Material for this exercise:
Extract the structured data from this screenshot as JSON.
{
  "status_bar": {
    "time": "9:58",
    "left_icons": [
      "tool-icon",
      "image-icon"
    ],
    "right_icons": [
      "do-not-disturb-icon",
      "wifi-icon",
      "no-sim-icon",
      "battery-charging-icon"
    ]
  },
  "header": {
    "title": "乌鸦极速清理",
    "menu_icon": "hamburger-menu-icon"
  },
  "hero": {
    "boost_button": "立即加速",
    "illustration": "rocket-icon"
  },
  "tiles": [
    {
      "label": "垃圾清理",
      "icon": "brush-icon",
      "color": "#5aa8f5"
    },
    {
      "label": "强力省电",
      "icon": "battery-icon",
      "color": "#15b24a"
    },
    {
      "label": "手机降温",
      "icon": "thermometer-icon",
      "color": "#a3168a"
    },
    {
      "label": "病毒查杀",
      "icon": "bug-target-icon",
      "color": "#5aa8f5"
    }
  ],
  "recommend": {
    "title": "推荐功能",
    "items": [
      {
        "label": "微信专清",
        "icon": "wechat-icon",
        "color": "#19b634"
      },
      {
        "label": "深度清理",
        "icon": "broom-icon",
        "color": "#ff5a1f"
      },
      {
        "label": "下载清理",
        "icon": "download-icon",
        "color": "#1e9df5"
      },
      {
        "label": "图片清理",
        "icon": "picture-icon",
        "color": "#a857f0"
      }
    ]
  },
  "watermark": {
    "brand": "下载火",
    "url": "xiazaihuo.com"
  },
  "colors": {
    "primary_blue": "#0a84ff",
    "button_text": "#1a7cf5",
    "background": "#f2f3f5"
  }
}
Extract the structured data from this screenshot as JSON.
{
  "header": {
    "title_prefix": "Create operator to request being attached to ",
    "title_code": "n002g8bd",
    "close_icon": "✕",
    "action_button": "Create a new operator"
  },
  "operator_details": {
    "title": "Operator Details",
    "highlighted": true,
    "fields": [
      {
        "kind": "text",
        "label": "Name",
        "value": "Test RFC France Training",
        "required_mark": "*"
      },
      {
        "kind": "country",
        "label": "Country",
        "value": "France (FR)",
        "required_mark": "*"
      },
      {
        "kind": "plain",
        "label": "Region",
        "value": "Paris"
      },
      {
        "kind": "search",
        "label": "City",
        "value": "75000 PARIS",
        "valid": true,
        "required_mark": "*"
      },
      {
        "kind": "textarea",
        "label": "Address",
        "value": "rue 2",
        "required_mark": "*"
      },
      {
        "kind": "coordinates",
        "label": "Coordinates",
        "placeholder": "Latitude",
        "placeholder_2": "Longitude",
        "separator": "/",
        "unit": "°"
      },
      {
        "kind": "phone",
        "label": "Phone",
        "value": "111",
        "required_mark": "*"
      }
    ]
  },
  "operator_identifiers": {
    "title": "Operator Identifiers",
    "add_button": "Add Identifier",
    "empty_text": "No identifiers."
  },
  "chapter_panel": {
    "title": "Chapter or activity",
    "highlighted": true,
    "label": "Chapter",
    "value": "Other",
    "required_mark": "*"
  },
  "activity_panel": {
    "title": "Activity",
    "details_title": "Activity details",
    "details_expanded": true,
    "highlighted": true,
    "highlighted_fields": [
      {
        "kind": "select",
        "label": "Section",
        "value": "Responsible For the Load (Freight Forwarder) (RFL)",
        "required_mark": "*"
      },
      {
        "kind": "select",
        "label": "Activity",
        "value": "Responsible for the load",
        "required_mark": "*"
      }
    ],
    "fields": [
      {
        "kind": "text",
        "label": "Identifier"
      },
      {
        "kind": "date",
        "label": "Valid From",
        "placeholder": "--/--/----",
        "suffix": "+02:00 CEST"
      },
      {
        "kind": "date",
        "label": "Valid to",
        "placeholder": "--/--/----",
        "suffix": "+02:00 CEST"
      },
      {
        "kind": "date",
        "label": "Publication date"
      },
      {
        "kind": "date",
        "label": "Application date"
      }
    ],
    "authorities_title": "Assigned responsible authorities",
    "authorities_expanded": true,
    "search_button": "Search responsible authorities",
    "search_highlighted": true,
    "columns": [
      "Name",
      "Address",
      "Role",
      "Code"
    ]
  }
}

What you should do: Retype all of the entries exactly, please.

Task output:
Extract the structured data from this screenshot as JSON.
{
  "status_bar": {
    "time": "9:58",
    "left_icons": [
      "tool-icon",
      "image-icon"
    ],
    "right_icons": [
      "do-not-disturb-icon",
      "wifi-icon",
      "no-sim-icon",
      "battery-charging-icon"
    ]
  },
  "header": {
    "title": "乌鸦极速清理",
    "menu_icon": "hamburger-menu-icon"
  },
  "hero": {
    "boost_button": "立即加速",
    "illustration": "rocket-icon"
  },
  "tiles": [
    {
      "label": "垃圾清理",
      "icon": "brush-icon",
      "color": "#5aa8f5"
    },
    {
      "label": "强力省电",
      "icon": "battery-icon",
      "color": "#15b24a"
    },
    {
      "label": "手机降温",
      "icon": "thermometer-icon",
      "color": "#a3168a"
    },
    {
      "label": "病毒查杀",
      "icon": "bug-target-icon",
      "color": "#5aa8f5"
    }
  ],
  "recommend": {
    "title": "推荐功能",
    "items": [
      {
        "label": "微信专清",
        "icon": "wechat-icon",
        "color": "#19b634"
      },
      {
        "label": "深度清理",
        "icon": "broom-icon",
        "color": "#ff5a1f"
      },
      {
        "label": "下载清理",
        "icon": "download-icon",
        "color": "#1e9df5"
      },
      {
        "label": "图片清理",
        "icon": "picture-icon",
        "color": "#a857f0"
      }
    ]
  },
  "watermark": {
    "brand": "下载火",
    "url": "xiazaihuo.com"
  },
  "colors": {
    "primary_blue": "#0a84ff",
    "button_text": "#1a7cf5",
    "background": "#f2f3f5"
  }
}
Extract the structured data from this screenshot as JSON.
{
  "header": {
    "title_prefix": "Create operator to request being attached to ",
    "title_code": "n002g8bd",
    "close_icon": "✕",
    "action_button": "Create a new operator"
  },
  "operator_details": {
    "title": "Operator Details",
    "highlighted": true,
    "fields": [
      {
        "kind": "text",
        "label": "Name",
        "value": "Test RFC France Training",
        "required_mark": "*"
      },
      {
        "kind": "country",
        "label": "Country",
        "value": "France (FR)",
        "required_mark": "*"
      },
      {
        "kind": "plain",
        "label": "Region",
        "value": "Paris"
      },
      {
        "kind": "search",
        "label": "City",
        "value": "75000 PARIS",
        "valid": true,
        "required_mark": "*"
      },
      {
        "kind": "textarea",
        "label": "Address",
        "value": "rue 2",
        "required_mark": "*"
      },
      {
        "kind": "coordinates",
        "label": "Coordinates",
        "placeholder": "Latitude",
        "placeholder_2": "Longitude",
        "separator": "/",
        "unit": "°"
      },
      {
        "kind": "phone",
        "label": "Phone",
        "value": "111",
        "required_mark": "*"
      }
    ]
  },
  "operator_identifiers": {
    "title": "Operator Identifiers",
    "add_button": "Add Identifier",
    "empty_text": "No identifiers."
  },
  "chapter_panel": {
    "title": "Chapter or activity",
    "highlighted": true,
    "label": "Chapter",
    "value": "Other",
    "required_mark": "*"
  },
  "activity_panel": {
    "title": "Activity",
    "details_title": "Activity details",
    "details_expanded": true,
    "highlighted": true,
    "highlighted_fields": [
      {
        "kind": "select",
        "label": "Section",
        "value": "Responsible For the Load (Freight Forwarder) (RFL)",
        "required_mark": "*"
      },
      {
        "kind": "select",
        "label": "Activity",
        "value": "Responsible for the load",
        "required_mark": "*"
      }
    ],
    "fields": [
      {
        "kind": "text",
        "label": "Identifier"
      },
      {
        "kind": "date",
        "label": "Valid From",
        "placeholder": "--/--/----",
        "suffix": "+02:00 CEST"
      },
      {
        "kind": "date",
        "label": "Valid to",
        "placeholder": "--/--/----",
        "suffix": "+02:00 CEST"
      },
      {
        "kind": "date",
        "label": "Publication date"
      },
      {
        "kind": "date",
        "label": "Application date"
      }
    ],
    "authorities_title": "Assigned responsible authorities",
    "authorities_expanded": true,
    "search_button": "Search responsible authorities",
    "search_highlighted": true,
    "columns": [
      "Name",
      "Address",
      "Role",
      "Code"
    ]
  }
}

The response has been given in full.